[Items listed in a dataset]
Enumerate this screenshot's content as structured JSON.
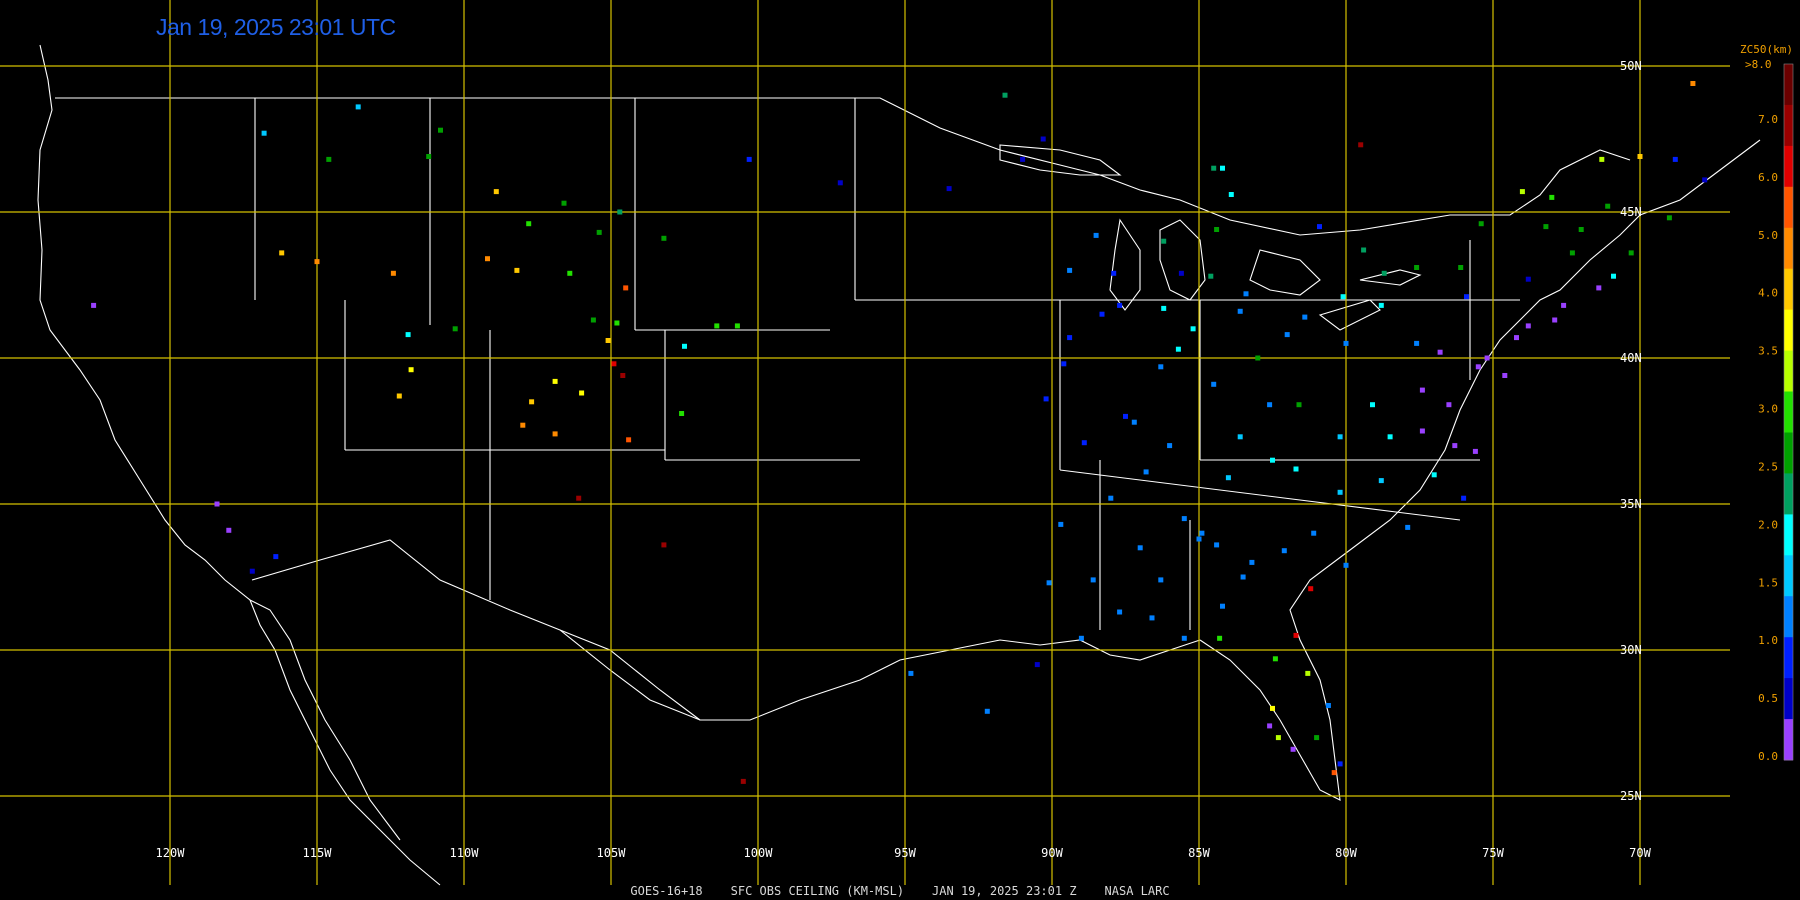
{
  "timestamp": "Jan 19, 2025 23:01 UTC",
  "footer": {
    "product": "GOES-16+18",
    "variable": "SFC OBS CEILING (KM-MSL)",
    "datetime": "JAN 19, 2025 23:01 Z",
    "source": "NASA LARC"
  },
  "colorbar": {
    "title": "ZC50(km)",
    "top_label": ">8.0",
    "labels": [
      "7.0",
      "6.0",
      "5.0",
      "4.0",
      "3.5",
      "3.0",
      "2.5",
      "2.0",
      "1.5",
      "1.0",
      "0.5",
      "0.0"
    ],
    "colors": [
      "#6a0000",
      "#9a0000",
      "#e00000",
      "#ff5500",
      "#ff8a00",
      "#ffc800",
      "#ffff00",
      "#b8ff00",
      "#22e000",
      "#00a000",
      "#00a060",
      "#00ffff",
      "#00c8ff",
      "#0080ff",
      "#0020ff",
      "#0000c8",
      "#9a40ff"
    ]
  },
  "colors": {
    "grid": "#d4c000",
    "border": "#ffffff",
    "background": "#000000",
    "timestamp": "#1f5fe6"
  },
  "grid": {
    "lon_labels": [
      "120W",
      "115W",
      "110W",
      "105W",
      "100W",
      "95W",
      "90W",
      "85W",
      "80W",
      "75W",
      "70W"
    ],
    "lat_labels": [
      "50N",
      "45N",
      "40N",
      "35N",
      "30N",
      "25N"
    ]
  },
  "observations": [
    {
      "lon": -113.6,
      "lat": 48.6,
      "c": "#00c8ff"
    },
    {
      "lon": -110.8,
      "lat": 47.8,
      "c": "#00a000"
    },
    {
      "lon": -111.2,
      "lat": 46.9,
      "c": "#00a000"
    },
    {
      "lon": -108.9,
      "lat": 45.7,
      "c": "#ffc800"
    },
    {
      "lon": -106.6,
      "lat": 45.3,
      "c": "#00a000"
    },
    {
      "lon": -104.7,
      "lat": 45.0,
      "c": "#00a060"
    },
    {
      "lon": -107.8,
      "lat": 44.6,
      "c": "#22e000"
    },
    {
      "lon": -105.4,
      "lat": 44.3,
      "c": "#00a000"
    },
    {
      "lon": -103.2,
      "lat": 44.1,
      "c": "#00a000"
    },
    {
      "lon": -109.2,
      "lat": 43.4,
      "c": "#ff8a00"
    },
    {
      "lon": -108.2,
      "lat": 43.0,
      "c": "#ffc800"
    },
    {
      "lon": -106.4,
      "lat": 42.9,
      "c": "#22e000"
    },
    {
      "lon": -104.5,
      "lat": 42.4,
      "c": "#ff5500"
    },
    {
      "lon": -105.6,
      "lat": 41.3,
      "c": "#00a000"
    },
    {
      "lon": -104.8,
      "lat": 41.2,
      "c": "#22e000"
    },
    {
      "lon": -105.1,
      "lat": 40.6,
      "c": "#ffc800"
    },
    {
      "lon": -104.9,
      "lat": 39.8,
      "c": "#e00000"
    },
    {
      "lon": -104.6,
      "lat": 39.4,
      "c": "#9a0000"
    },
    {
      "lon": -106.9,
      "lat": 39.2,
      "c": "#ffff00"
    },
    {
      "lon": -107.7,
      "lat": 38.5,
      "c": "#ffc800"
    },
    {
      "lon": -106.0,
      "lat": 38.8,
      "c": "#ffff00"
    },
    {
      "lon": -108.0,
      "lat": 37.7,
      "c": "#ff8a00"
    },
    {
      "lon": -106.9,
      "lat": 37.4,
      "c": "#ff8a00"
    },
    {
      "lon": -104.4,
      "lat": 37.2,
      "c": "#ff5500"
    },
    {
      "lon": -102.6,
      "lat": 38.1,
      "c": "#22e000"
    },
    {
      "lon": -102.5,
      "lat": 40.4,
      "c": "#00ffff"
    },
    {
      "lon": -101.4,
      "lat": 41.1,
      "c": "#22e000"
    },
    {
      "lon": -100.7,
      "lat": 41.1,
      "c": "#22e000"
    },
    {
      "lon": -116.2,
      "lat": 43.6,
      "c": "#ffc800"
    },
    {
      "lon": -115.0,
      "lat": 43.3,
      "c": "#ff8a00"
    },
    {
      "lon": -112.4,
      "lat": 42.9,
      "c": "#ff8a00"
    },
    {
      "lon": -111.9,
      "lat": 40.8,
      "c": "#00ffff"
    },
    {
      "lon": -110.3,
      "lat": 41.0,
      "c": "#00a000"
    },
    {
      "lon": -111.8,
      "lat": 39.6,
      "c": "#ffff00"
    },
    {
      "lon": -112.2,
      "lat": 38.7,
      "c": "#ffc800"
    },
    {
      "lon": -122.6,
      "lat": 41.8,
      "c": "#9a40ff"
    },
    {
      "lon": -118.4,
      "lat": 35.0,
      "c": "#9a40ff"
    },
    {
      "lon": -118.0,
      "lat": 34.1,
      "c": "#9a40ff"
    },
    {
      "lon": -117.2,
      "lat": 32.7,
      "c": "#0000c8"
    },
    {
      "lon": -116.4,
      "lat": 33.2,
      "c": "#0020ff"
    },
    {
      "lon": -114.6,
      "lat": 46.8,
      "c": "#00a000"
    },
    {
      "lon": -116.8,
      "lat": 47.7,
      "c": "#00c8ff"
    },
    {
      "lon": -100.3,
      "lat": 46.8,
      "c": "#0020ff"
    },
    {
      "lon": -97.2,
      "lat": 46.0,
      "c": "#0000c8"
    },
    {
      "lon": -106.1,
      "lat": 35.2,
      "c": "#9a0000"
    },
    {
      "lon": -103.2,
      "lat": 33.6,
      "c": "#9a0000"
    },
    {
      "lon": -100.5,
      "lat": 25.5,
      "c": "#9a0000"
    },
    {
      "lon": -94.8,
      "lat": 29.2,
      "c": "#0080ff"
    },
    {
      "lon": -92.2,
      "lat": 27.9,
      "c": "#0080ff"
    },
    {
      "lon": -90.5,
      "lat": 29.5,
      "c": "#0000c8"
    },
    {
      "lon": -87.0,
      "lat": 33.5,
      "c": "#0080ff"
    },
    {
      "lon": -86.3,
      "lat": 32.4,
      "c": "#0080ff"
    },
    {
      "lon": -85.0,
      "lat": 33.8,
      "c": "#0080ff"
    },
    {
      "lon": -84.4,
      "lat": 33.6,
      "c": "#0080ff"
    },
    {
      "lon": -83.5,
      "lat": 32.5,
      "c": "#0080ff"
    },
    {
      "lon": -86.8,
      "lat": 36.1,
      "c": "#0080ff"
    },
    {
      "lon": -85.5,
      "lat": 34.5,
      "c": "#0080ff"
    },
    {
      "lon": -84.0,
      "lat": 35.9,
      "c": "#00c8ff"
    },
    {
      "lon": -82.5,
      "lat": 36.5,
      "c": "#00ffff"
    },
    {
      "lon": -81.7,
      "lat": 36.2,
      "c": "#00ffff"
    },
    {
      "lon": -80.2,
      "lat": 35.4,
      "c": "#00c8ff"
    },
    {
      "lon": -84.5,
      "lat": 39.1,
      "c": "#0080ff"
    },
    {
      "lon": -83.0,
      "lat": 40.0,
      "c": "#00a000"
    },
    {
      "lon": -82.0,
      "lat": 40.8,
      "c": "#0080ff"
    },
    {
      "lon": -80.0,
      "lat": 40.5,
      "c": "#0080ff"
    },
    {
      "lon": -78.8,
      "lat": 41.8,
      "c": "#00ffff"
    },
    {
      "lon": -77.6,
      "lat": 40.5,
      "c": "#0080ff"
    },
    {
      "lon": -76.8,
      "lat": 40.2,
      "c": "#9a40ff"
    },
    {
      "lon": -75.2,
      "lat": 40.0,
      "c": "#9a40ff"
    },
    {
      "lon": -74.2,
      "lat": 40.7,
      "c": "#9a40ff"
    },
    {
      "lon": -73.8,
      "lat": 41.1,
      "c": "#9a40ff"
    },
    {
      "lon": -72.6,
      "lat": 41.8,
      "c": "#9a40ff"
    },
    {
      "lon": -71.4,
      "lat": 42.4,
      "c": "#9a40ff"
    },
    {
      "lon": -70.9,
      "lat": 42.8,
      "c": "#00ffff"
    },
    {
      "lon": -77.4,
      "lat": 38.9,
      "c": "#9a40ff"
    },
    {
      "lon": -76.5,
      "lat": 38.4,
      "c": "#9a40ff"
    },
    {
      "lon": -76.3,
      "lat": 37.0,
      "c": "#9a40ff"
    },
    {
      "lon": -77.4,
      "lat": 37.5,
      "c": "#9a40ff"
    },
    {
      "lon": -75.6,
      "lat": 36.8,
      "c": "#9a40ff"
    },
    {
      "lon": -76.0,
      "lat": 35.2,
      "c": "#0020ff"
    },
    {
      "lon": -77.9,
      "lat": 34.2,
      "c": "#0080ff"
    },
    {
      "lon": -80.0,
      "lat": 32.9,
      "c": "#0080ff"
    },
    {
      "lon": -81.2,
      "lat": 32.1,
      "c": "#e00000"
    },
    {
      "lon": -81.7,
      "lat": 30.5,
      "c": "#e00000"
    },
    {
      "lon": -82.4,
      "lat": 29.7,
      "c": "#22e000"
    },
    {
      "lon": -81.3,
      "lat": 29.2,
      "c": "#b8ff00"
    },
    {
      "lon": -82.5,
      "lat": 28.0,
      "c": "#ffff00"
    },
    {
      "lon": -82.6,
      "lat": 27.4,
      "c": "#9a40ff"
    },
    {
      "lon": -81.8,
      "lat": 26.6,
      "c": "#9a40ff"
    },
    {
      "lon": -80.6,
      "lat": 28.1,
      "c": "#0080ff"
    },
    {
      "lon": -80.2,
      "lat": 26.1,
      "c": "#0020ff"
    },
    {
      "lon": -80.4,
      "lat": 25.8,
      "c": "#ff5500"
    },
    {
      "lon": -81.0,
      "lat": 27.0,
      "c": "#00a000"
    },
    {
      "lon": -85.6,
      "lat": 42.9,
      "c": "#0000c8"
    },
    {
      "lon": -84.6,
      "lat": 42.8,
      "c": "#00a060"
    },
    {
      "lon": -83.4,
      "lat": 42.2,
      "c": "#0080ff"
    },
    {
      "lon": -84.4,
      "lat": 44.4,
      "c": "#00a000"
    },
    {
      "lon": -86.2,
      "lat": 44.0,
      "c": "#00a060"
    },
    {
      "lon": -87.9,
      "lat": 42.9,
      "c": "#0020ff"
    },
    {
      "lon": -87.7,
      "lat": 41.8,
      "c": "#0020ff"
    },
    {
      "lon": -86.2,
      "lat": 41.7,
      "c": "#00ffff"
    },
    {
      "lon": -89.6,
      "lat": 39.8,
      "c": "#0020ff"
    },
    {
      "lon": -89.4,
      "lat": 40.7,
      "c": "#0020ff"
    },
    {
      "lon": -88.3,
      "lat": 41.5,
      "c": "#0020ff"
    },
    {
      "lon": -90.2,
      "lat": 38.6,
      "c": "#0020ff"
    },
    {
      "lon": -85.7,
      "lat": 40.3,
      "c": "#00ffff"
    },
    {
      "lon": -84.2,
      "lat": 46.5,
      "c": "#00ffff"
    },
    {
      "lon": -83.9,
      "lat": 45.6,
      "c": "#00ffff"
    },
    {
      "lon": -80.9,
      "lat": 44.5,
      "c": "#0020ff"
    },
    {
      "lon": -79.4,
      "lat": 43.7,
      "c": "#00a060"
    },
    {
      "lon": -77.6,
      "lat": 43.1,
      "c": "#00a000"
    },
    {
      "lon": -76.1,
      "lat": 43.1,
      "c": "#00a000"
    },
    {
      "lon": -75.4,
      "lat": 44.6,
      "c": "#00a000"
    },
    {
      "lon": -73.8,
      "lat": 42.7,
      "c": "#0000c8"
    },
    {
      "lon": -72.0,
      "lat": 44.4,
      "c": "#00a000"
    },
    {
      "lon": -71.1,
      "lat": 45.2,
      "c": "#00a000"
    },
    {
      "lon": -69.0,
      "lat": 44.8,
      "c": "#00a000"
    },
    {
      "lon": -68.8,
      "lat": 46.8,
      "c": "#0020ff"
    },
    {
      "lon": -67.8,
      "lat": 46.1,
      "c": "#0000c8"
    },
    {
      "lon": -66.0,
      "lat": 45.3,
      "c": "#0000c8"
    },
    {
      "lon": -63.5,
      "lat": 44.9,
      "c": "#0020ff"
    },
    {
      "lon": -70.0,
      "lat": 46.9,
      "c": "#ffc800"
    },
    {
      "lon": -71.3,
      "lat": 46.8,
      "c": "#b8ff00"
    },
    {
      "lon": -73.0,
      "lat": 45.5,
      "c": "#22e000"
    },
    {
      "lon": -74.0,
      "lat": 45.7,
      "c": "#b8ff00"
    },
    {
      "lon": -66.3,
      "lat": 50.2,
      "c": "#ff8a00"
    },
    {
      "lon": -68.2,
      "lat": 49.4,
      "c": "#ff8a00"
    },
    {
      "lon": -64.5,
      "lat": 48.8,
      "c": "#ff8a00"
    },
    {
      "lon": -79.5,
      "lat": 47.3,
      "c": "#9a0000"
    },
    {
      "lon": -84.5,
      "lat": 46.5,
      "c": "#00a060"
    },
    {
      "lon": -90.3,
      "lat": 47.5,
      "c": "#0000c8"
    },
    {
      "lon": -91.0,
      "lat": 46.8,
      "c": "#0000c8"
    },
    {
      "lon": -93.5,
      "lat": 45.8,
      "c": "#0000c8"
    },
    {
      "lon": -91.6,
      "lat": 49.0,
      "c": "#00a060"
    },
    {
      "lon": -88.5,
      "lat": 44.2,
      "c": "#0080ff"
    },
    {
      "lon": -89.4,
      "lat": 43.0,
      "c": "#0080ff"
    },
    {
      "lon": -87.2,
      "lat": 37.8,
      "c": "#0080ff"
    },
    {
      "lon": -86.0,
      "lat": 37.0,
      "c": "#0080ff"
    },
    {
      "lon": -83.6,
      "lat": 37.3,
      "c": "#00c8ff"
    },
    {
      "lon": -82.6,
      "lat": 38.4,
      "c": "#0080ff"
    },
    {
      "lon": -81.6,
      "lat": 38.4,
      "c": "#00a000"
    },
    {
      "lon": -80.2,
      "lat": 37.3,
      "c": "#00c8ff"
    },
    {
      "lon": -79.1,
      "lat": 38.4,
      "c": "#00ffff"
    },
    {
      "lon": -78.5,
      "lat": 37.3,
      "c": "#00ffff"
    },
    {
      "lon": -84.9,
      "lat": 34.0,
      "c": "#0080ff"
    },
    {
      "lon": -83.2,
      "lat": 33.0,
      "c": "#0080ff"
    },
    {
      "lon": -88.6,
      "lat": 32.4,
      "c": "#0080ff"
    },
    {
      "lon": -87.7,
      "lat": 31.3,
      "c": "#0080ff"
    },
    {
      "lon": -86.6,
      "lat": 31.1,
      "c": "#0080ff"
    },
    {
      "lon": -84.2,
      "lat": 31.5,
      "c": "#0080ff"
    },
    {
      "lon": -82.1,
      "lat": 33.4,
      "c": "#0080ff"
    },
    {
      "lon": -81.1,
      "lat": 34.0,
      "c": "#0080ff"
    },
    {
      "lon": -77.0,
      "lat": 36.0,
      "c": "#00ffff"
    },
    {
      "lon": -78.8,
      "lat": 35.8,
      "c": "#00c8ff"
    },
    {
      "lon": -75.5,
      "lat": 39.7,
      "c": "#9a40ff"
    },
    {
      "lon": -74.6,
      "lat": 39.4,
      "c": "#9a40ff"
    },
    {
      "lon": -72.9,
      "lat": 41.3,
      "c": "#9a40ff"
    },
    {
      "lon": -70.3,
      "lat": 43.6,
      "c": "#00a000"
    },
    {
      "lon": -72.3,
      "lat": 43.6,
      "c": "#00a000"
    },
    {
      "lon": -73.2,
      "lat": 44.5,
      "c": "#00a000"
    },
    {
      "lon": -75.9,
      "lat": 42.1,
      "c": "#0020ff"
    },
    {
      "lon": -78.7,
      "lat": 42.9,
      "c": "#00a060"
    },
    {
      "lon": -80.1,
      "lat": 42.1,
      "c": "#00ffff"
    },
    {
      "lon": -81.4,
      "lat": 41.4,
      "c": "#0080ff"
    },
    {
      "lon": -83.6,
      "lat": 41.6,
      "c": "#0080ff"
    },
    {
      "lon": -85.2,
      "lat": 41.0,
      "c": "#00ffff"
    },
    {
      "lon": -86.3,
      "lat": 39.7,
      "c": "#0080ff"
    },
    {
      "lon": -87.5,
      "lat": 38.0,
      "c": "#0020ff"
    },
    {
      "lon": -88.9,
      "lat": 37.1,
      "c": "#0020ff"
    },
    {
      "lon": -88.0,
      "lat": 35.2,
      "c": "#0080ff"
    },
    {
      "lon": -89.7,
      "lat": 34.3,
      "c": "#0080ff"
    },
    {
      "lon": -90.1,
      "lat": 32.3,
      "c": "#0080ff"
    },
    {
      "lon": -89.0,
      "lat": 30.4,
      "c": "#0080ff"
    },
    {
      "lon": -85.5,
      "lat": 30.4,
      "c": "#0080ff"
    },
    {
      "lon": -84.3,
      "lat": 30.4,
      "c": "#22e000"
    },
    {
      "lon": -82.3,
      "lat": 27.0,
      "c": "#b8ff00"
    }
  ]
}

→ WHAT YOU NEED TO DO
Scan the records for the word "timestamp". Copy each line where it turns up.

→ ANSWER SECTION
  "timestamp": "Jan 19, 2025 23:01 UTC",
    "timestamp": "#1f5fe6"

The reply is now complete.